#### RECORDS FOR THE TASK

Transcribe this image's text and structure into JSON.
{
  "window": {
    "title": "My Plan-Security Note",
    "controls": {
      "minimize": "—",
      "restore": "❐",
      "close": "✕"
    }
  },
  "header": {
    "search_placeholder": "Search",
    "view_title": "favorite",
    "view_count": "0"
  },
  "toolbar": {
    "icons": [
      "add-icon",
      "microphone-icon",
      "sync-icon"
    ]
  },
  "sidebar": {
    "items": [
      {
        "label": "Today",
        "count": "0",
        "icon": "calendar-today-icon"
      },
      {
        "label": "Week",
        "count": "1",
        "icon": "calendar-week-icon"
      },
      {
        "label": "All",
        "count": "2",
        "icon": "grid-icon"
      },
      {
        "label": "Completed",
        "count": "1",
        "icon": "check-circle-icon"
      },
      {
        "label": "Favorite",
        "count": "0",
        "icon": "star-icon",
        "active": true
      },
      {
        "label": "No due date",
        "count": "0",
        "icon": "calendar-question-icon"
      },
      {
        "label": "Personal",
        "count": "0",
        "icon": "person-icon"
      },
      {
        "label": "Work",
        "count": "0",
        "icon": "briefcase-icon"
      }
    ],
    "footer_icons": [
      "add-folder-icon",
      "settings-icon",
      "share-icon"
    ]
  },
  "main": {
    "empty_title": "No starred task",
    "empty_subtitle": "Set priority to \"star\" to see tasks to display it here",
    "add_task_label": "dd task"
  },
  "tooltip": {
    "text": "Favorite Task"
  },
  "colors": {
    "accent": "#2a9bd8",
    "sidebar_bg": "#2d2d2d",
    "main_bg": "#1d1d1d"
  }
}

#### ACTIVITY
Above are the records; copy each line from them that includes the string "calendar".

#### RESULT
        "icon": "calendar-today-icon"
        "icon": "calendar-week-icon"
        "icon": "calendar-question-icon"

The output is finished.